“There’s a bug up here,” a child exclaimed while sitting in a musclewood tree (Carpinus caroliniana) in Trillium North.

Children making cupcake batter on a muddy day. They added water from the creek, moss and white pine needles. Photo taken by Melissa Blake.

“Hello tree! We love you,” a preschooler said while walking up the path at the end of the day.

A young fisher cat in a tree. The preschoolers learned that fishers can rotate their paws 180 degrees so they can climb down trees headfirst!

Dancing Porcupines

Dancing Porcupines

Forest Preschool braved some seriously chilly weather last week! They gathered close on Tuesday to see what Sarah had hidden in her hands. She said that the object she was holding was very sharp, mostly white but black on the tip and that belonged to an animal that had these covering most of its body. The children called out a few guesses and Sarah opened her hands- it was a porcupine quill! With the instructors’ help, the children carefully passed the quill around the circle, noticing its sharpness and color. Afterwards, they followed Jesse to their backpacks, walking all the way like porcupines.

Once in Trillium Camp, the children were excited to see that the creek was frozen! Maggie checked to make sure it was safe and then the preschoolers ventured out onto the ice. In no time, they were boot-skating, spinning and sliding on their bellies. A few children noticed some cool ice formations and spent some time observing them and guessing how they came to be (seen above). They also enjoyed breaking up the ice with sticks and seeing how big of a piece they could carry.

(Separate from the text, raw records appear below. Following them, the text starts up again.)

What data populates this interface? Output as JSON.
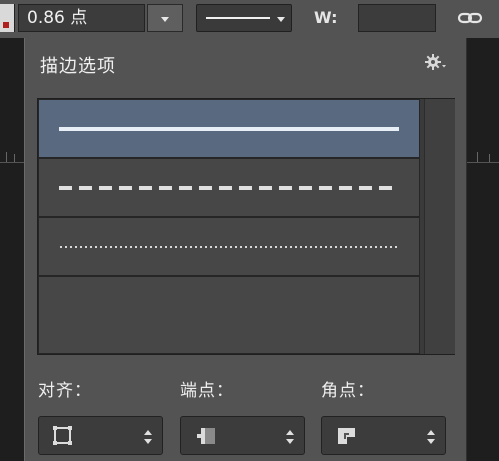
{
  "toolbar": {
    "stroke_width": "0.86 点",
    "w_label": "W:",
    "w_value": ""
  },
  "panel": {
    "title": "描边选项",
    "stroke_styles": [
      "solid",
      "dashed",
      "dotted"
    ],
    "selected_style": "solid",
    "align_label": "对齐：",
    "caps_label": "端点：",
    "corners_label": "角点："
  },
  "colors": {
    "selected_row": "#596a80",
    "panel_bg": "#535353",
    "list_bg": "#3a3a3a"
  },
  "icons": {
    "toolbar": [
      "chevron-down-icon",
      "link-icon"
    ],
    "panel": [
      "gear-icon",
      "align-inside-icon",
      "cap-butt-icon",
      "corner-miter-icon",
      "up-down-icon"
    ]
  }
}
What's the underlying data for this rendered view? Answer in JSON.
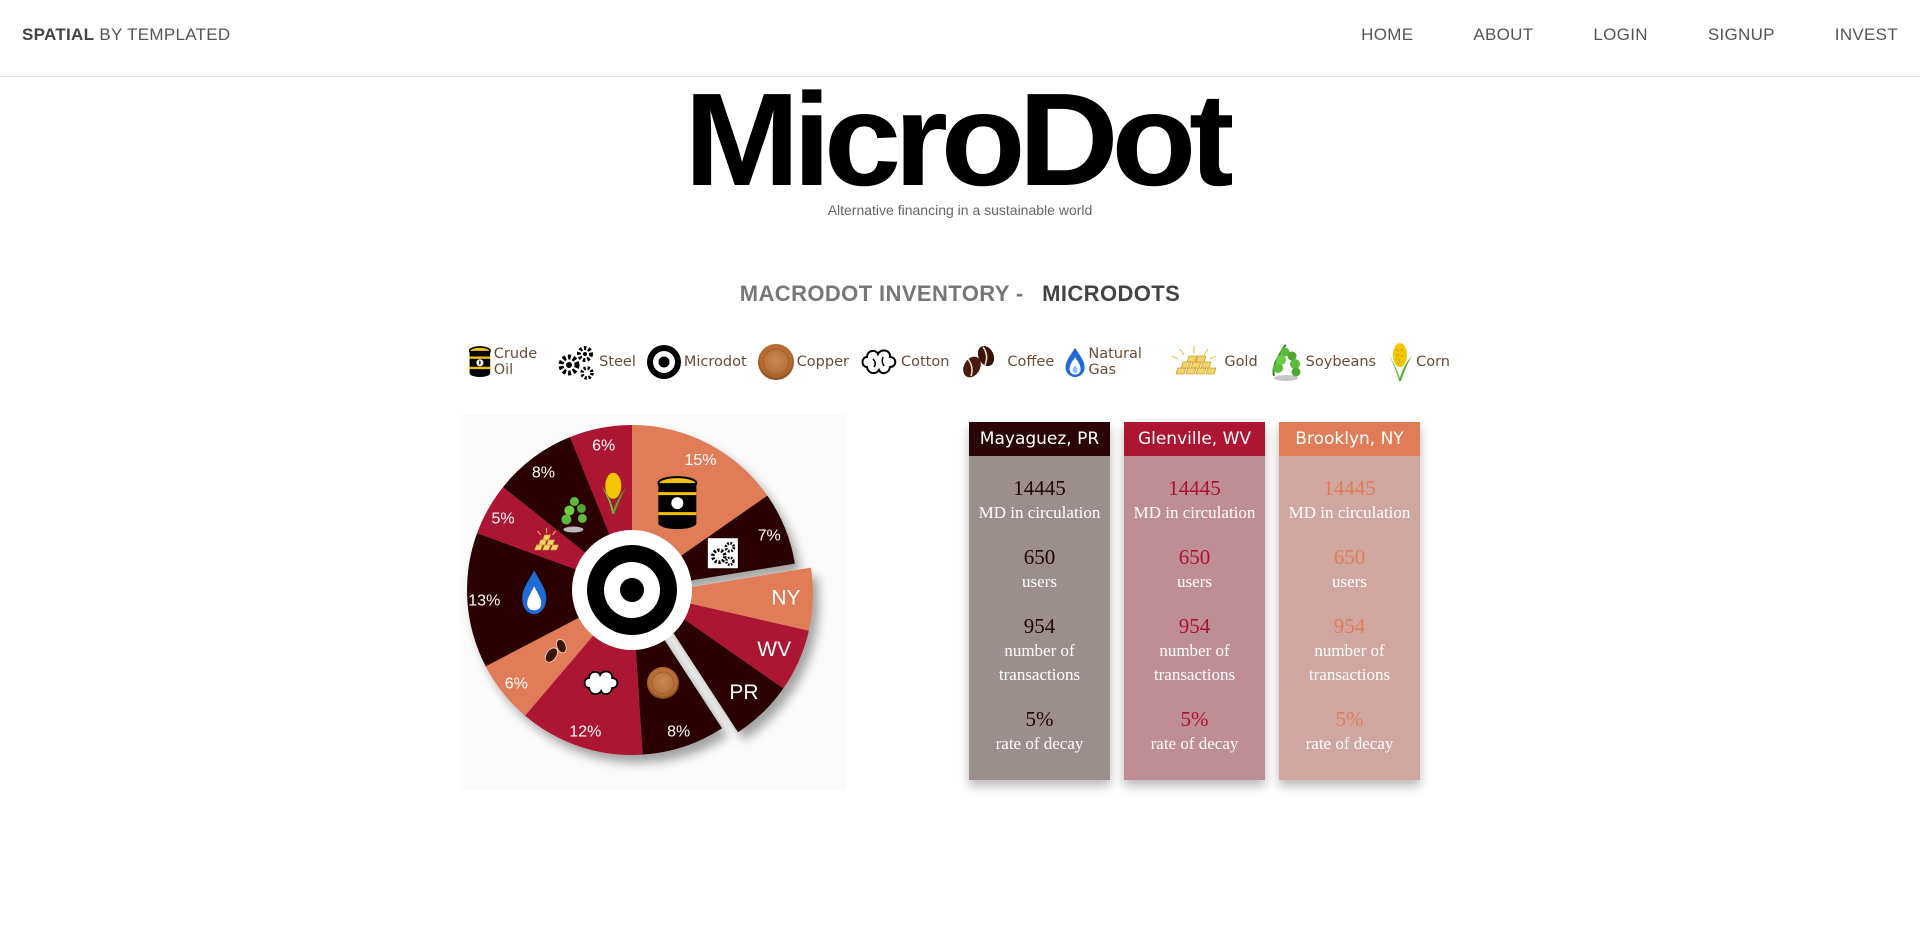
{
  "header": {
    "brand_bold": "SPATIAL",
    "brand_rest": "BY TEMPLATED",
    "nav": [
      "HOME",
      "ABOUT",
      "LOGIN",
      "SIGNUP",
      "INVEST"
    ]
  },
  "hero": {
    "logo_text": "MicroDot",
    "tagline": "Alternative financing in a sustainable world"
  },
  "section": {
    "title_part1": "MACRODOT INVENTORY -",
    "title_part2": "MICRODOTS"
  },
  "legend": [
    {
      "label": "Crude Oil",
      "icon": "oil-barrel-icon"
    },
    {
      "label": "Steel",
      "icon": "gears-icon"
    },
    {
      "label": "Microdot",
      "icon": "microdot-icon"
    },
    {
      "label": "Copper",
      "icon": "copper-coin-icon"
    },
    {
      "label": "Cotton",
      "icon": "cotton-icon"
    },
    {
      "label": "Coffee",
      "icon": "coffee-beans-icon"
    },
    {
      "label": "Natural Gas",
      "icon": "flame-icon"
    },
    {
      "label": "Gold",
      "icon": "gold-bars-icon"
    },
    {
      "label": "Soybeans",
      "icon": "soybean-icon"
    },
    {
      "label": "Corn",
      "icon": "corn-icon"
    }
  ],
  "chart_data": {
    "type": "pie",
    "slices": [
      {
        "label": "15%",
        "value": 15,
        "commodity": "Crude Oil",
        "color": "#e07d58"
      },
      {
        "label": "7%",
        "value": 7,
        "commodity": "Steel",
        "color": "#2b0505"
      },
      {
        "label": "NY",
        "value": 6,
        "color": "#e07d58"
      },
      {
        "label": "WV",
        "value": 6,
        "color": "#ad1530"
      },
      {
        "label": "PR",
        "value": 6,
        "color": "#2b0505"
      },
      {
        "label": "8%",
        "value": 8,
        "commodity": "Copper",
        "color": "#2b0505"
      },
      {
        "label": "12%",
        "value": 12,
        "commodity": "Cotton",
        "color": "#ad1530"
      },
      {
        "label": "6%",
        "value": 6,
        "commodity": "Coffee",
        "color": "#e07d58"
      },
      {
        "label": "13%",
        "value": 13,
        "commodity": "Natural Gas",
        "color": "#2b0505"
      },
      {
        "label": "5%",
        "value": 5,
        "commodity": "Gold",
        "color": "#ad1530"
      },
      {
        "label": "8%",
        "value": 8,
        "commodity": "Soybeans",
        "color": "#2b0505"
      },
      {
        "label": "6%",
        "value": 6,
        "commodity": "Corn",
        "color": "#ad1530"
      }
    ]
  },
  "cards": [
    {
      "title": "Mayaguez, PR",
      "md": "14445",
      "md_label": "MD in circulation",
      "users": "650",
      "users_label": "users",
      "tx": "954",
      "tx_label1": "number of",
      "tx_label2": "transactions",
      "decay": "5%",
      "decay_label": "rate of decay"
    },
    {
      "title": "Glenville, WV",
      "md": "14445",
      "md_label": "MD in circulation",
      "users": "650",
      "users_label": "users",
      "tx": "954",
      "tx_label1": "number of",
      "tx_label2": "transactions",
      "decay": "5%",
      "decay_label": "rate of decay"
    },
    {
      "title": "Brooklyn, NY",
      "md": "14445",
      "md_label": "MD in circulation",
      "users": "650",
      "users_label": "users",
      "tx": "954",
      "tx_label1": "number of",
      "tx_label2": "transactions",
      "decay": "5%",
      "decay_label": "rate of decay"
    }
  ]
}
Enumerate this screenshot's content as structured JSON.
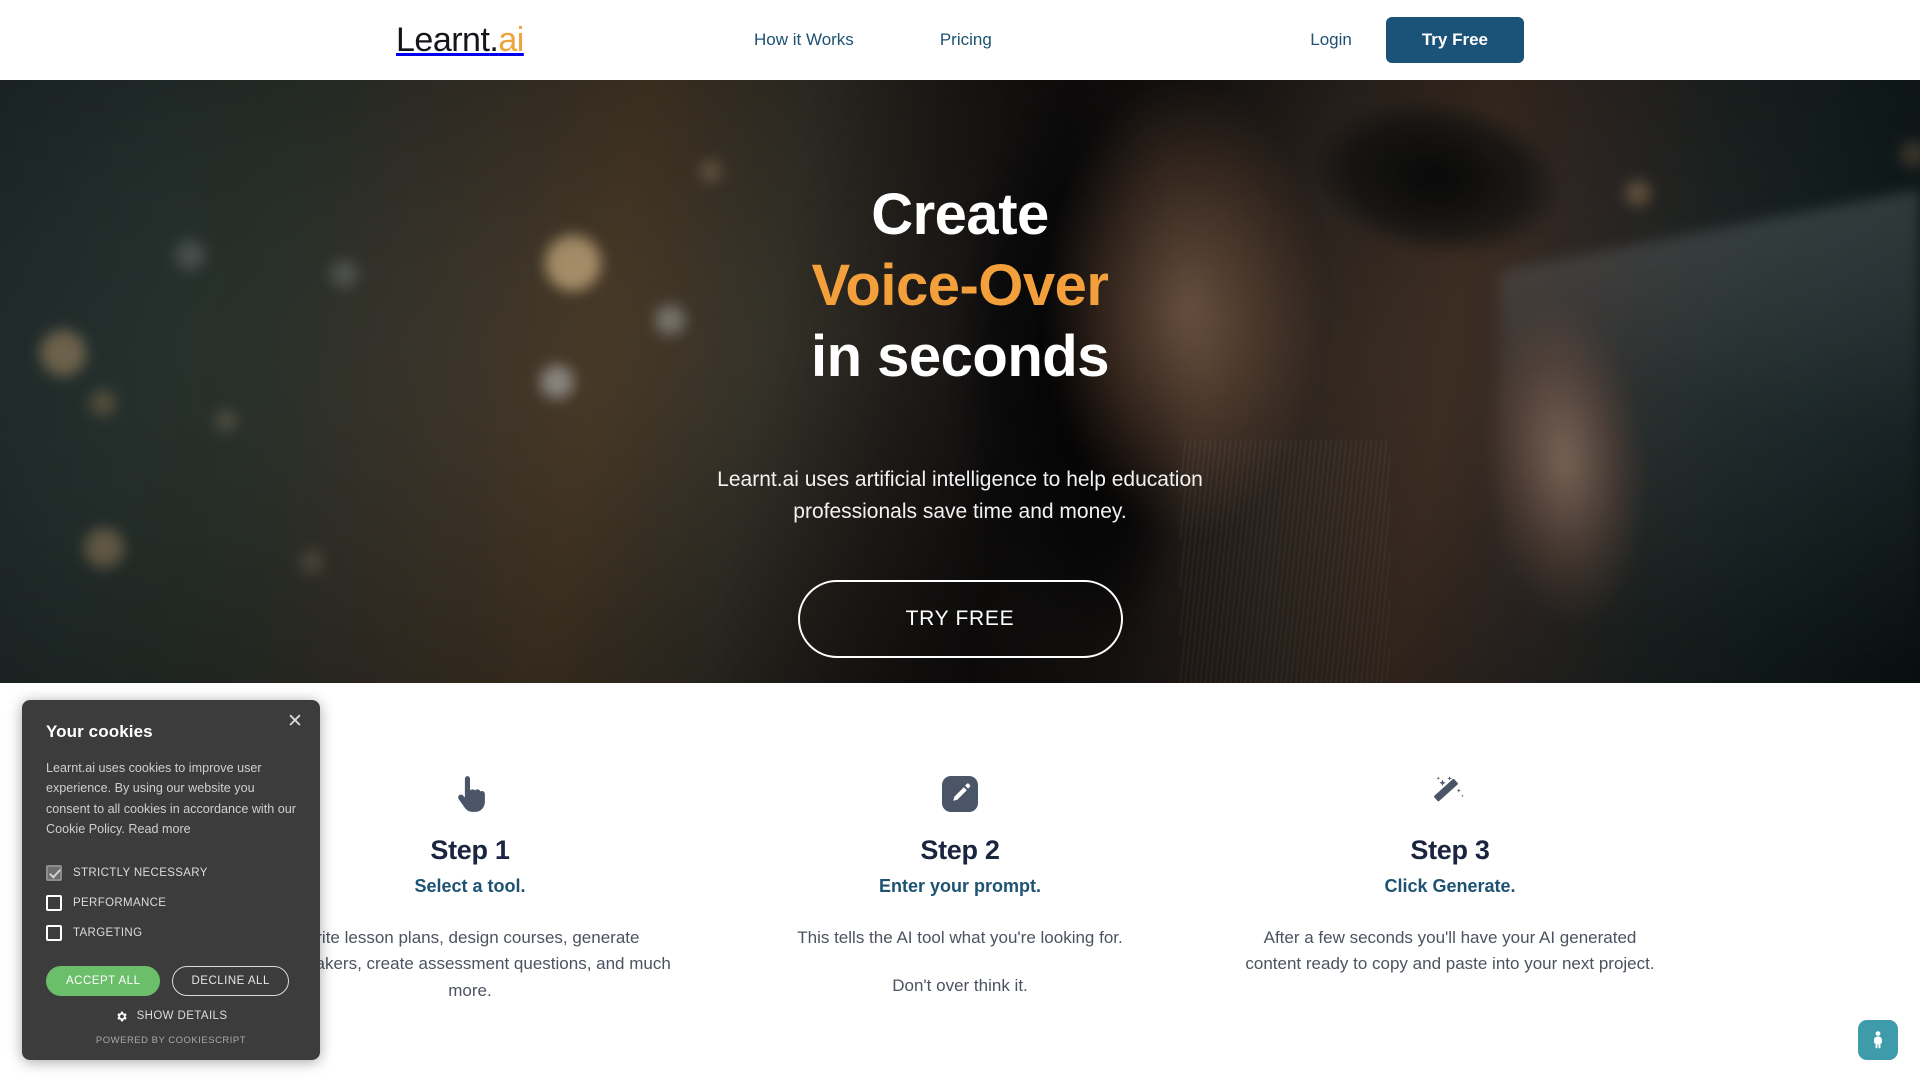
{
  "header": {
    "logo": {
      "main": "Learnt",
      "dot": ".",
      "accent": "ai"
    },
    "nav": [
      {
        "label": "How it Works"
      },
      {
        "label": "Pricing"
      }
    ],
    "login_label": "Login",
    "try_free_label": "Try Free"
  },
  "hero": {
    "title_line1": "Create",
    "title_line2": "Voice-Over",
    "title_line3": "in seconds",
    "subtitle": "Learnt.ai uses artificial intelligence to help education professionals save time and money.",
    "cta_label": "TRY FREE",
    "accent_color": "#F3A03C"
  },
  "steps": [
    {
      "icon": "pointing-hand-icon",
      "title": "Step 1",
      "subtitle": "Select a tool.",
      "body1": "Write lesson plans, design courses, generate icebreakers, create assessment questions, and much more.",
      "body2": ""
    },
    {
      "icon": "pencil-edit-icon",
      "title": "Step 2",
      "subtitle": "Enter your prompt.",
      "body1": "This tells the AI tool what you're looking for.",
      "body2": "Don't over think it."
    },
    {
      "icon": "magic-wand-icon",
      "title": "Step 3",
      "subtitle": "Click Generate.",
      "body1": "After a few seconds you'll have your AI generated content ready to copy and paste into your next project.",
      "body2": ""
    }
  ],
  "cookie_dialog": {
    "title": "Your cookies",
    "body": "Learnt.ai uses cookies to improve user experience. By using our website you consent to all cookies in accordance with our Cookie Policy.",
    "read_more_label": "Read more",
    "options": [
      {
        "label": "STRICTLY NECESSARY",
        "checked": true,
        "disabled": true
      },
      {
        "label": "PERFORMANCE",
        "checked": false,
        "disabled": false
      },
      {
        "label": "TARGETING",
        "checked": false,
        "disabled": false
      }
    ],
    "accept_label": "ACCEPT ALL",
    "decline_label": "DECLINE ALL",
    "show_details_label": "SHOW DETAILS",
    "powered_by": "POWERED BY COOKIESCRIPT",
    "close_glyph": "✕",
    "accent_color": "#6BBF6B",
    "background_color": "#3C3C3C"
  },
  "accessibility_widget": {
    "icon": "accessibility-person-icon",
    "color": "#3D9BAA"
  }
}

During snack, Maggie told a story of a dancing porcupine. Her story involved some amazing acrobatics, which can be seen above. The children were so engaged by the story that they had to be reminded to eat their snack!

Maggie dancing like the porcupine from her story.

After they filled up their bellies with food, the Forest Preschool crew went up the hill on a porcupine adventure! The preschoolers led the instructors up the secret staircase, which was even more hidden than usual as it was covered in a thick blanket of snow and ice. When they reached the top, the young porcupines played in the Meadow. They climbed on the fallen quaking aspen, danced in the tipi and explored the woods near Turkey Knoll.

The preschoolers noticed these small tracks on the pavilion in Trillium Camp. They counted the toes, noticed their shape and observed how tiny they were. Do you know what animal they belong to?

Before lunch, Jesse decided to make a fire using a hand drill. The children eagerly watched as he worked hard to spin the drill between his hands until…

He got a coal! Jesse carefully moved the delicate ember into the pile of beech leaves, dried goldenrod and other natural materials to help bring it to life.

At lunch, the children enjoyed warming their hands and roasting food over the fire. When the day had come to an end, they joined together to sing and dance like porcupines!

On Wednesday, Forest Preschool began their day inside and with only one preschooler! With Zak and Sarah, this child colored in river otter tracks (seen above), built with blocks, made a porcupine den and then bundled up in lots of layers to brave the wintry weather outside. Together they explored the frozen creek and made a bridge out of ice! When playing near the Pole Barn, the child noticed some tracks. After looking more closing at its shape, gait pattern and some nearby scat, they determined they belonged to a rabbit! As Zak and Sarah were looking more closely at the tracks, the preschooler noticed a rabbit hiding under some bleachers. They fox-walked their way towards it until it hopped away. On their way back inside, they also noticed that the Forest Preschool shelter near the white pine had lost all of its needles! Upon closer inspection, the small group saw deer tracks coming from all directions to the tree and even found some hair on the now bare branches of the shelter.

Office Location:
Cornell Cooperative Extension, 615 Willow Ave., Ithaca, NY 14850
607-272-2292 | email Us

Preschool Location:
4-H Acres, 418 Lower Creek Rd., Ithaca, NY 14850

Ithaca Forest Preschool is a nature immersion program for children ages 3-5. Our program is run in cooperation with Primitive Pursuits, a project of Cornell Cooperative Extension.